Healthcare represents what economists call a wicked problem. There are many moving parts, and there's no one person who is in charge of everything. Thus, doctors will treat an ill child with diarrhea, but how do they make sure that the child does not get diarrhea again ? When he goes back to his house in the slum , how can the doctor ensure she gets clean drinking water ? Another problem is that healthcare is always a very emotionally charged issue, because it is so personal . When someone in the family falls sick, we are willing to move heaven and earth to help them get better, and it's very frustrating when we encounter road blocks because of high costs, red tape , a shortage of doctors, or poorly equipped healthcare facilities .

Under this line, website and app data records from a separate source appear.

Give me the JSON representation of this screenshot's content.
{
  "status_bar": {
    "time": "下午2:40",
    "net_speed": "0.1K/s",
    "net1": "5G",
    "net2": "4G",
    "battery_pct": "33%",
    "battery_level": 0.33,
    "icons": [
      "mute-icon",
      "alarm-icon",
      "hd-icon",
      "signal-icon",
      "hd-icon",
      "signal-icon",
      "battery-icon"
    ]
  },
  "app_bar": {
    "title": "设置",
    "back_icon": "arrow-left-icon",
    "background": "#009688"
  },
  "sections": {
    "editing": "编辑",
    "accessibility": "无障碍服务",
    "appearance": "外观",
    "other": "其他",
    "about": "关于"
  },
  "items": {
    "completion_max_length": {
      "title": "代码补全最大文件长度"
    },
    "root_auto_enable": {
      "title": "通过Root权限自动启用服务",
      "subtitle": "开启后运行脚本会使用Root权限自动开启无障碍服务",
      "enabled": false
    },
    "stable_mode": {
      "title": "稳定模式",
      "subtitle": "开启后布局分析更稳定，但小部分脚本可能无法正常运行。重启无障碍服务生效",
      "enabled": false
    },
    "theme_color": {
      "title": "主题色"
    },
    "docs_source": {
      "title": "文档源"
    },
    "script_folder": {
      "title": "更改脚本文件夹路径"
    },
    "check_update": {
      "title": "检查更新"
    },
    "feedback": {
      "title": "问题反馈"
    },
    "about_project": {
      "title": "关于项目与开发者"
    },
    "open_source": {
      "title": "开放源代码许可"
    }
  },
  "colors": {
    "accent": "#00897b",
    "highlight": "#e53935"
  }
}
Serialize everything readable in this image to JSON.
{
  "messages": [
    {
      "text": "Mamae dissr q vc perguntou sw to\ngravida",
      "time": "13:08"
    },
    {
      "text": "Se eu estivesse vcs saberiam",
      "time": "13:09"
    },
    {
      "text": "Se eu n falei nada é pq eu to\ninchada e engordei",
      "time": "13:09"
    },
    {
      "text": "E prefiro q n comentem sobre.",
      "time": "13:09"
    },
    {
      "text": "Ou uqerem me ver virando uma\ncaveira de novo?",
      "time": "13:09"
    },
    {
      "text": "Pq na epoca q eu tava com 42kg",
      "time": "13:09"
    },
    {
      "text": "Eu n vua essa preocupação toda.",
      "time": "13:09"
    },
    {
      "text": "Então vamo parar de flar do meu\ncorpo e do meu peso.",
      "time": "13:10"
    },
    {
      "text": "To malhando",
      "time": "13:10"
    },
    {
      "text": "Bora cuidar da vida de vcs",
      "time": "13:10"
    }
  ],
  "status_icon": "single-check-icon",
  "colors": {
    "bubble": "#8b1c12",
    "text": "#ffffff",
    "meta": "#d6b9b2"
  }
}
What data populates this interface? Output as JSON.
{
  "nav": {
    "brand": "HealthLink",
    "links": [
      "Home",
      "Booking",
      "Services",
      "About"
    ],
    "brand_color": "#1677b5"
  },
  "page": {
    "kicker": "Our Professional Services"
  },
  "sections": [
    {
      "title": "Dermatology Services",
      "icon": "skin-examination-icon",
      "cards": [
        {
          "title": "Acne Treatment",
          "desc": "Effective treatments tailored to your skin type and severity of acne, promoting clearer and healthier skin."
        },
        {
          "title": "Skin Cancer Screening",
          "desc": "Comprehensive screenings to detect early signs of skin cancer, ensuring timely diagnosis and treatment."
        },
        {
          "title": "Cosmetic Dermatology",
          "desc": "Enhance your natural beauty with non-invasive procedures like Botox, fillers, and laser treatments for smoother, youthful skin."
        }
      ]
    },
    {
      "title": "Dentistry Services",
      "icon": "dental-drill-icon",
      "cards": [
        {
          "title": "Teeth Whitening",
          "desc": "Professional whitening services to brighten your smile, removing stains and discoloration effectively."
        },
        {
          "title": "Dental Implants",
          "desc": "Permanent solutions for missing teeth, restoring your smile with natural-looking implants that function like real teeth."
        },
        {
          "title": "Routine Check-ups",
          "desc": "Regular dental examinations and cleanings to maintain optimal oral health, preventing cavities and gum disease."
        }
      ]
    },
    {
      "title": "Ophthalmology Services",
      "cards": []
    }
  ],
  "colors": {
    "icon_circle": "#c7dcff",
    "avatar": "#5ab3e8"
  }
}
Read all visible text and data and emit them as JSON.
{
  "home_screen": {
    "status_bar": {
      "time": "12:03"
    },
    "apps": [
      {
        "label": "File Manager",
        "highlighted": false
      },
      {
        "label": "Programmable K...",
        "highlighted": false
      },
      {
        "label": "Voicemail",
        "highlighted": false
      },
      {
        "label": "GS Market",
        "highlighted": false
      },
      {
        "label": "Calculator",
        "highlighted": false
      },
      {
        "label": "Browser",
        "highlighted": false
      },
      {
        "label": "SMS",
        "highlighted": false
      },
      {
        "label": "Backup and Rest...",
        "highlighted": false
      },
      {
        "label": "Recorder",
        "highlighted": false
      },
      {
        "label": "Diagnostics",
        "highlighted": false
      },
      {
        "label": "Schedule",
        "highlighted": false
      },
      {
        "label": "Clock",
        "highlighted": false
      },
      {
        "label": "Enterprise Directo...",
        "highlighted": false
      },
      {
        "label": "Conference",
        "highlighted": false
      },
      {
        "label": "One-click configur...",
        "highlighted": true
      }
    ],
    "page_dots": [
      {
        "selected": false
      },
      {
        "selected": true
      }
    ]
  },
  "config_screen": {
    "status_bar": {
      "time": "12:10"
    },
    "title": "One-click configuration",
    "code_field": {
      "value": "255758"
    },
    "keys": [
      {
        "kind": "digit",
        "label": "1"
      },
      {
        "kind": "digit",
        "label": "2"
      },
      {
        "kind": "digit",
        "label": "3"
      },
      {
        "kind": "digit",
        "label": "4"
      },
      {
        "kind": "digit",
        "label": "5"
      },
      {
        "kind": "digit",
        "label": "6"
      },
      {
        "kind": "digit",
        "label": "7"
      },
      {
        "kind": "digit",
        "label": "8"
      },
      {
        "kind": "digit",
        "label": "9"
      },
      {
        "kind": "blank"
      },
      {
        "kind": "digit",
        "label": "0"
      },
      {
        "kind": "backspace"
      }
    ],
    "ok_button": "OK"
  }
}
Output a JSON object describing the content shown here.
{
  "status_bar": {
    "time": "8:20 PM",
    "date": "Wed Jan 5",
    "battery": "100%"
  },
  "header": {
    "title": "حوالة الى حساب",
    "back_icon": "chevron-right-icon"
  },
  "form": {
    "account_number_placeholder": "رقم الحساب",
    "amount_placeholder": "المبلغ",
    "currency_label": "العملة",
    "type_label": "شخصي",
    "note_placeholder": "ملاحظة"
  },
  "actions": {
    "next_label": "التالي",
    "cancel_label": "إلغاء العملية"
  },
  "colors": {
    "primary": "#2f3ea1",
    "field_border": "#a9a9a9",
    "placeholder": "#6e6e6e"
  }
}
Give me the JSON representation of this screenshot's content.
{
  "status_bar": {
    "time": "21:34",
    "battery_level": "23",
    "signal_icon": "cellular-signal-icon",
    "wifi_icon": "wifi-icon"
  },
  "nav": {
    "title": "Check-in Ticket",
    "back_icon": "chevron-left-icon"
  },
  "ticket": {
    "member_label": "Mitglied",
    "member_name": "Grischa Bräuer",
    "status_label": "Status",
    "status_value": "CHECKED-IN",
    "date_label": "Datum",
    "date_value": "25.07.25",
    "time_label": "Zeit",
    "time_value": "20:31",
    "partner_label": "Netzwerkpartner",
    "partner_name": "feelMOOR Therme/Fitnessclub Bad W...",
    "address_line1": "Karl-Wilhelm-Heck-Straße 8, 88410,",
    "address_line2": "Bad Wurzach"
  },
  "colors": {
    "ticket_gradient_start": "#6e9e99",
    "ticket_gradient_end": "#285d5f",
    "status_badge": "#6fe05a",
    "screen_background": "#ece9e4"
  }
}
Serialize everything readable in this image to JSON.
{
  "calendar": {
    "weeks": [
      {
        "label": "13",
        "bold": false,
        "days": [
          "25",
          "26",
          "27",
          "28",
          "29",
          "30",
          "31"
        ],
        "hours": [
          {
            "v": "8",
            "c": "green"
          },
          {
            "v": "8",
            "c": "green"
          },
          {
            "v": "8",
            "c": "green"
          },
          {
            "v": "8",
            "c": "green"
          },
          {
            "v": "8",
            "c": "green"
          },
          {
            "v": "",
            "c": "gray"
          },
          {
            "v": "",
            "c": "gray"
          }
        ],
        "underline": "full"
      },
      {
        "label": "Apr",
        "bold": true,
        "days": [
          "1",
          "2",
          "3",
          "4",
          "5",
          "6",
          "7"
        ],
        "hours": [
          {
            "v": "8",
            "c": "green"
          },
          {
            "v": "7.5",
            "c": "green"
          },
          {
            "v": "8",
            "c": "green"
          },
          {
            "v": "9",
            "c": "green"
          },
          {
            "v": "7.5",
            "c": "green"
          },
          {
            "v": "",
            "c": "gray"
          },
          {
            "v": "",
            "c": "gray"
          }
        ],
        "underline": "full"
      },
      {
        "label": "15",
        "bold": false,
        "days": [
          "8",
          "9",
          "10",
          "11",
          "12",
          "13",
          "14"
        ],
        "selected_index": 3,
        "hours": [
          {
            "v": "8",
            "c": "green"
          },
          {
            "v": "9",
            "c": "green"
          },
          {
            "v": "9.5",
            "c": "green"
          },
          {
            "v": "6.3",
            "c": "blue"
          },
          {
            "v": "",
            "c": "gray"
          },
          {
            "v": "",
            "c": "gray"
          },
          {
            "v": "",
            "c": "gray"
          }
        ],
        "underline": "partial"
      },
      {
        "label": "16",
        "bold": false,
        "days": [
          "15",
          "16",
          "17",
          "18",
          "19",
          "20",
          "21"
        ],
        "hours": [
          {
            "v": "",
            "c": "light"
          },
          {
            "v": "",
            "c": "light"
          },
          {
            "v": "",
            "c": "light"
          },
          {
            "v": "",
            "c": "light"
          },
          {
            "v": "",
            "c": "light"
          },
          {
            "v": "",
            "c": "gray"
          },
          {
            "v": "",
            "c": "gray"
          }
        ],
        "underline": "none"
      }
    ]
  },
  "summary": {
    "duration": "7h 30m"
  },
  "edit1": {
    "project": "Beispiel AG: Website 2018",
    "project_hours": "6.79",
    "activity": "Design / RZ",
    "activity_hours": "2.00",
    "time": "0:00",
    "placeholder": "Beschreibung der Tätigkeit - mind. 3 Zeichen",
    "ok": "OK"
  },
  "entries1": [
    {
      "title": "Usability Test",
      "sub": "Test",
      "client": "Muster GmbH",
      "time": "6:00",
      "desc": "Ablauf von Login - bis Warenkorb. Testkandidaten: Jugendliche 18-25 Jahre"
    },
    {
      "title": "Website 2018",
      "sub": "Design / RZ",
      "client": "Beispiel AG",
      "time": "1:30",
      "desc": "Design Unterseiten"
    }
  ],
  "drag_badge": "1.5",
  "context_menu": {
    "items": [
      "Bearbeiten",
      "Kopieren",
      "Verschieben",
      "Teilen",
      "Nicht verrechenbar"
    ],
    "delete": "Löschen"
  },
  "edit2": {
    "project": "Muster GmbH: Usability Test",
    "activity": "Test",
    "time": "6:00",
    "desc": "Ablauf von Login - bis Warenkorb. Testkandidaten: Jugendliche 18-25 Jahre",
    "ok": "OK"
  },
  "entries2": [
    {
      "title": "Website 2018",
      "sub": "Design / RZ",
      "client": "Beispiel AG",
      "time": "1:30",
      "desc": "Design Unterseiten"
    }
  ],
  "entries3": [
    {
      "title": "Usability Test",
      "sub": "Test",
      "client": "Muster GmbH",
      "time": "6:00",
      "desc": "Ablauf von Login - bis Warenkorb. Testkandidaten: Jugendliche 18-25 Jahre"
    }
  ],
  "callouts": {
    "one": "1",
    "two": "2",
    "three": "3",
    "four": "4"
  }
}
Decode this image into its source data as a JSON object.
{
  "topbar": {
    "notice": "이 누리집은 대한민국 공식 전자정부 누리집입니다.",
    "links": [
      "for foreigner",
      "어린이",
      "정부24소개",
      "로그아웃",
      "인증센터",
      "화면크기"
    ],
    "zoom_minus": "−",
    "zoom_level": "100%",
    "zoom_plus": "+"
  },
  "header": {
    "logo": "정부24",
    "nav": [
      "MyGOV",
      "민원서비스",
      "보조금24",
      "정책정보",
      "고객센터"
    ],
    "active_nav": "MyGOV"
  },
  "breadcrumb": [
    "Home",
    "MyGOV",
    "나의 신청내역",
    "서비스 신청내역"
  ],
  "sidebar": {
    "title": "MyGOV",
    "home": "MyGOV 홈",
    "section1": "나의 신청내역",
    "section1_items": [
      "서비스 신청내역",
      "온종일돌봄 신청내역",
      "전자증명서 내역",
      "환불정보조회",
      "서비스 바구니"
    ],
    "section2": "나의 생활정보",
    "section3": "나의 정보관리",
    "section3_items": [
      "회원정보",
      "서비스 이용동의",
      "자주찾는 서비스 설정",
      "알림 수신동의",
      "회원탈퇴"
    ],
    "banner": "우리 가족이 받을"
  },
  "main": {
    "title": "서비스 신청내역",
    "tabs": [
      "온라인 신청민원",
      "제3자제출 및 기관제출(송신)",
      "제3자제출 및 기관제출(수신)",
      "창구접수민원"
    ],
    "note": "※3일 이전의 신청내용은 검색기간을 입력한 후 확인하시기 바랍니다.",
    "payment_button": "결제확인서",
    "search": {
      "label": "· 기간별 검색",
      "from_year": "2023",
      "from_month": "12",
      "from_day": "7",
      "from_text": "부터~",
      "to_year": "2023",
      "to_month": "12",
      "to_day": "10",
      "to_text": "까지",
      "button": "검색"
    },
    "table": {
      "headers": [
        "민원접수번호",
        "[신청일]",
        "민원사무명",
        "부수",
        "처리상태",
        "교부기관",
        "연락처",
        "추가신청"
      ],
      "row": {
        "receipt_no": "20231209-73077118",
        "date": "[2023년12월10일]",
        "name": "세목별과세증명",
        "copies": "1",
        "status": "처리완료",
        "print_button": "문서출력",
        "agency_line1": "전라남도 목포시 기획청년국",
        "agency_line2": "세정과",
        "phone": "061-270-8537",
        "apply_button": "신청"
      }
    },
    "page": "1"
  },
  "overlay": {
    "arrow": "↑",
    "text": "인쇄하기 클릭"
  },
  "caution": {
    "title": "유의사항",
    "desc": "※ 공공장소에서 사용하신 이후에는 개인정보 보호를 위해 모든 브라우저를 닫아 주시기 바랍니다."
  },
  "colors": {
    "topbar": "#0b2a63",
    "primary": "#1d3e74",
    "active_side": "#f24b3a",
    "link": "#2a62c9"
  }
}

The truth is that while doctors can treat illness, our health is impacted by many factors which are completely beyond our control - for example, the quality of air we breathe. The big problem is that growth in Mumbai has been completely unplanned , and healthcare facilities have not been able to keep up with the needs of the exploding population.
There were lots of eye openers during the presentation. It's interesting that the problem isn't a lack of money, because the Mumbai Corporation has tons of money - it's a very rich corporation, thanks to the taxes we pay. For example, the Dean of KEM Hospital, a 2250 bed teaching hospital run by the Municipal Corporation has a budget which authorises him to spend Rs 100 Crores every year on upgrading facilities and buying state of the art medical equipment in KEM Hospital. The problem is political interference. Even though the money is lying in the bank, politicians with vested interests will block him from spending this, because they want him to buy the equipment from their buddy. It's hard for a Dean to stick his neck out, because a few disgruntled corporators will allege that you're corrupt because you are favouring a particular vendor, when all you're trying to do is to buy the best CT scanner to be able to provide better care to your patients.
One way of fixing the problem would be to insist that all municipal corporators ( who control the corporation budget ) should be forced to take treatment only in municipal hospitals. Only when they understand the problems which a patient in a corporation hospital has to suffer through , will they become a little more empathetic . They will then be more willing to give the Dean more autonomy by treating him as a respected senior expert doctor. He needs to be able to exercise his discretionary power so he has the freedom to purchase the best equipment, using his best judgment, so that he can do his job properly.
The problem with the public health system today is that there is no accountability nor transparency . This is why no one is responsive, and the buck keeps on getting passed around from one person to another. It's much easier to do nothing, rather than try to fight politically motivated rivals, who want to take a cut of every transaction. This is why the medical equipment in these hospitals is outdated and poorly maintained , because the money lies unspent. This is one of the reasons why patients are so unhappy with public healthcare facilities . Even though the quality of medical care is very good, the level of hygiene and the ambience - the hotel facility and hospitality care provided in these hospitals - leaves a lot to be desired.
The problem is that we take a top-down approach. We need to take a bottom-up approach and think about what we can do to put patients first . The good news is that there are lots of opportunities to do so, and I'll discuss these in my next post.